Zestful Blog Post #240
Jane Austen’s Pride and Prejudice, in which arrogance and principle collide and tango, can be viewed as an exhilarating love story, or as a biting expose of the class system in Georgian England.
William Golding’s Lord of the Flies, which follows a group of shipwrecked boys and their attempts to govern themselves, can be interpreted as a slam against testosterone or a celebration of feral freedom.
J.D. Salinger’s The Catcher in the Rye, with its sensitive, bungling, iconic teen protagonist, can be viewed as an urban coming-of-age story, or an account of a psychotic breakdown.
Holden's beloved Central Park.
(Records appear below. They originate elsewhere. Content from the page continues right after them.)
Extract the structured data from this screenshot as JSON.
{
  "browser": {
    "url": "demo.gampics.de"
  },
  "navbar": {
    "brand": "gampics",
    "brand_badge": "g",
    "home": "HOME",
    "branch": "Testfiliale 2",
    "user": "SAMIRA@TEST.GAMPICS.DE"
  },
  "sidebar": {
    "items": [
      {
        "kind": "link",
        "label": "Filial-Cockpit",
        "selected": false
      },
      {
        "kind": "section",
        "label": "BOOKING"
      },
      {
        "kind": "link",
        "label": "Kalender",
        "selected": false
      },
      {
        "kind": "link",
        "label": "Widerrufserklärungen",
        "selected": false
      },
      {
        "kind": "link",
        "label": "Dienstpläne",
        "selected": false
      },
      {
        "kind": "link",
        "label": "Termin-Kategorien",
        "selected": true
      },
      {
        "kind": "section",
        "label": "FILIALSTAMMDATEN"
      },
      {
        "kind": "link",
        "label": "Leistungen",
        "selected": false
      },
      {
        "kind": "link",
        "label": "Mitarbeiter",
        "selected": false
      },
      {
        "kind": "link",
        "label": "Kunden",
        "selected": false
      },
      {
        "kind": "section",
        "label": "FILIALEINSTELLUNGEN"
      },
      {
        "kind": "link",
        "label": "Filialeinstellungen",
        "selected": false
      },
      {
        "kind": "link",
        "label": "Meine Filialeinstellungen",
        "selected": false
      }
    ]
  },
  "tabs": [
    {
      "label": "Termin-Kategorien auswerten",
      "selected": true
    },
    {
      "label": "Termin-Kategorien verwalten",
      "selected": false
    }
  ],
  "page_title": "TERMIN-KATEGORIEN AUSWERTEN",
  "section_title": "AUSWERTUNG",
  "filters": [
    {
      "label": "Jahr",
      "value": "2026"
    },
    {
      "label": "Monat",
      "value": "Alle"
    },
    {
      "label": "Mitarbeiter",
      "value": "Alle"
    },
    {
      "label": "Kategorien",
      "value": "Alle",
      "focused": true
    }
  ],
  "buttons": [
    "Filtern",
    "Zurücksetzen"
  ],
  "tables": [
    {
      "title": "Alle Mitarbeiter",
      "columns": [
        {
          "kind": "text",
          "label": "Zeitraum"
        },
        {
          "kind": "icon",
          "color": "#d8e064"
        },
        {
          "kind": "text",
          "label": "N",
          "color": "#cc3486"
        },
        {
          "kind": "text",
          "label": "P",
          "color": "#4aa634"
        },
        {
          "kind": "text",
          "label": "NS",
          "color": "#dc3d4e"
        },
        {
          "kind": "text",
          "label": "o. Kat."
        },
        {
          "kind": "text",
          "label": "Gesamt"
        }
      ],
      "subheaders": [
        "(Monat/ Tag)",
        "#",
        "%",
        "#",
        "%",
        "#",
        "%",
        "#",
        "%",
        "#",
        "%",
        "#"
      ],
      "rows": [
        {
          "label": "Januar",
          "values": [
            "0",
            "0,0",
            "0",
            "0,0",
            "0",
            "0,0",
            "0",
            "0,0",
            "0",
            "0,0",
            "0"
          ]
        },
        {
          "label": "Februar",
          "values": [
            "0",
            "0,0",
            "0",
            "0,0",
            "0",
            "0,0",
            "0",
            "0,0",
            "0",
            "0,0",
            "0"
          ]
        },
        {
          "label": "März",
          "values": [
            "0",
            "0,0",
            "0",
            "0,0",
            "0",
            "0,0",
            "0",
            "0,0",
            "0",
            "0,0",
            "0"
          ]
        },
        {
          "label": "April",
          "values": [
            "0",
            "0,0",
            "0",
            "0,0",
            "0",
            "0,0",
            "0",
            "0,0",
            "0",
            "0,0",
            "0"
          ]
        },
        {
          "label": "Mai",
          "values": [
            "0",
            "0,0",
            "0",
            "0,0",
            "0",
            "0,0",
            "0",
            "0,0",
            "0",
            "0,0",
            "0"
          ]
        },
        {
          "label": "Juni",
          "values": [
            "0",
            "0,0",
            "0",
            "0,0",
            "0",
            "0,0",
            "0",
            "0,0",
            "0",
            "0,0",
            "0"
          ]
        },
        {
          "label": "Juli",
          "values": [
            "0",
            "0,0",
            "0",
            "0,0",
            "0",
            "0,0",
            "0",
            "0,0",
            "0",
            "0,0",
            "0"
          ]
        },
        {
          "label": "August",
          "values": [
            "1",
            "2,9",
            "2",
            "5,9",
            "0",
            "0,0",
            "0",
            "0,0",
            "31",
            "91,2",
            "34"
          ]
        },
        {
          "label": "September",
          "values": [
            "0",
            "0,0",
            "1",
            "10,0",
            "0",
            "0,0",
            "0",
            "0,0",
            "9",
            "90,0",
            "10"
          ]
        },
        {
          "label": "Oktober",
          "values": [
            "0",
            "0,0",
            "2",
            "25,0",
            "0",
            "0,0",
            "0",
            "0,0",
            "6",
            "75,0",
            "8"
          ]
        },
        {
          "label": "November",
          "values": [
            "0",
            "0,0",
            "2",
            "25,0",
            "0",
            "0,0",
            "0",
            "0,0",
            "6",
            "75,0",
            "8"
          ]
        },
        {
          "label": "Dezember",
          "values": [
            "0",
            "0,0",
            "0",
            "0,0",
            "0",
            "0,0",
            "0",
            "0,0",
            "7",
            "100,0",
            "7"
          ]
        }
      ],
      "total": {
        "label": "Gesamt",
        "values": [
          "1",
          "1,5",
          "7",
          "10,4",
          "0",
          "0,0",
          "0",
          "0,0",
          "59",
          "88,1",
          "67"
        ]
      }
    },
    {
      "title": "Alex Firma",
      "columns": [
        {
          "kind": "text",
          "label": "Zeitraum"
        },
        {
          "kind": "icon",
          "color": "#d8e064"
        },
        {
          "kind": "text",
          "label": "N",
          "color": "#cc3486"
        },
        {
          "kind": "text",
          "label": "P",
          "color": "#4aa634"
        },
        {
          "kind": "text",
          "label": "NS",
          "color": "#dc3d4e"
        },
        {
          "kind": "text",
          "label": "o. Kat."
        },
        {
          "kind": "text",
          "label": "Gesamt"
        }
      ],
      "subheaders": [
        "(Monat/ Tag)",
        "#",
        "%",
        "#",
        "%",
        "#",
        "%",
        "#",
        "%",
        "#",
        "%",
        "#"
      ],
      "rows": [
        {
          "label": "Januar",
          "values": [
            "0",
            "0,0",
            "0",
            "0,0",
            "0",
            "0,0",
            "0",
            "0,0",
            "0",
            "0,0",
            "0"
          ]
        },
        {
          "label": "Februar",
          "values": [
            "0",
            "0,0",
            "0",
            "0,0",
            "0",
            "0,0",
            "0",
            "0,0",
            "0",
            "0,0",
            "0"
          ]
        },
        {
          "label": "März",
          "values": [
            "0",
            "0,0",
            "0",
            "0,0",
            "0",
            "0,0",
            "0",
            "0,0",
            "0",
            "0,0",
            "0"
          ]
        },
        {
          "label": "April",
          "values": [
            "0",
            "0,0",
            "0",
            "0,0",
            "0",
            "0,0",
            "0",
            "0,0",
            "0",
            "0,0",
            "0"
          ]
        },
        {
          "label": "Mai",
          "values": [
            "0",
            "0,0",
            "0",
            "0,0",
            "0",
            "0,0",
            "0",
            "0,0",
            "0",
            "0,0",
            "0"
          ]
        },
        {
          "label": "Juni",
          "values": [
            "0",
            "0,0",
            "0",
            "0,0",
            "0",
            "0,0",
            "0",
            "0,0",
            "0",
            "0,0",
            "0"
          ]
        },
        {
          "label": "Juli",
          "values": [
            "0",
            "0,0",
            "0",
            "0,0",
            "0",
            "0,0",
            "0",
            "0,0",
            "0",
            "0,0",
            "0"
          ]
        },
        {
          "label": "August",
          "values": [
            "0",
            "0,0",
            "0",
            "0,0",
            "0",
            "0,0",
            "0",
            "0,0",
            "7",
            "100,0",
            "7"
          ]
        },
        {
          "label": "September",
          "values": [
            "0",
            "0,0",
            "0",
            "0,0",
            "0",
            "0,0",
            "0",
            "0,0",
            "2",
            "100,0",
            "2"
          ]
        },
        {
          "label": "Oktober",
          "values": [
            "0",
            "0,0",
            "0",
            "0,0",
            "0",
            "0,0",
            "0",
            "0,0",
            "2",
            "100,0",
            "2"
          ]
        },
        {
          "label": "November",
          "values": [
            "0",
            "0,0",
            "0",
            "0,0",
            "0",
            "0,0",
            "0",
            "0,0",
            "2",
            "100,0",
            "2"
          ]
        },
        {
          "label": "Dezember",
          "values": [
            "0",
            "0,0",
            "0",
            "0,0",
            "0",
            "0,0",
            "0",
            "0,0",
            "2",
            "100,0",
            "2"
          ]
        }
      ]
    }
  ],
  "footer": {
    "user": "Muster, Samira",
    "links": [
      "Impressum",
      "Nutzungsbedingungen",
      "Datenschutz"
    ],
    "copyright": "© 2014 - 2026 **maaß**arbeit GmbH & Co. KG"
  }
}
Is it a jungle out there?
[photo by ES]
David Mamet’s play Glengarry Glen Ross, with its band of cutthroat real estate salesmen, can be read as a scathing indictment of capitalism—or as an unsentimental endorsement of social Darwinism. (Lord of the Flies for grownups?)
Muriel Spark’s The Prime of Miss Jean Brodie, featuring a charismatic schoolteacher, can be pronounced a story of a foolish drama queen, or a celebration of a visionary ahead of her time.
You understand. Portrait of an idiot—or portrait of a hero? A shallow story—or a deep one? Indictment or endorsement?
The takeaway for a writer who seeks a following is simply this: You’re throwing your work into the mosh pit of public opinion, so best be prepared to accept whatever points of view your readers bring to your work. You might be caught by surprise at what honest, perceptive readers throw at you. And then of course there are the dim, mean readers and their interpretations too. This is our world. If you believe in your work, you’ll be all right. Carry on.
What do you think? To post, click below where it says, 'No Comments,' or '2 Comments,' or whatever.
If you'd like to receive this blog automatically as an email, look to the right, above my bio, and subscribe there. Thanks for looking in.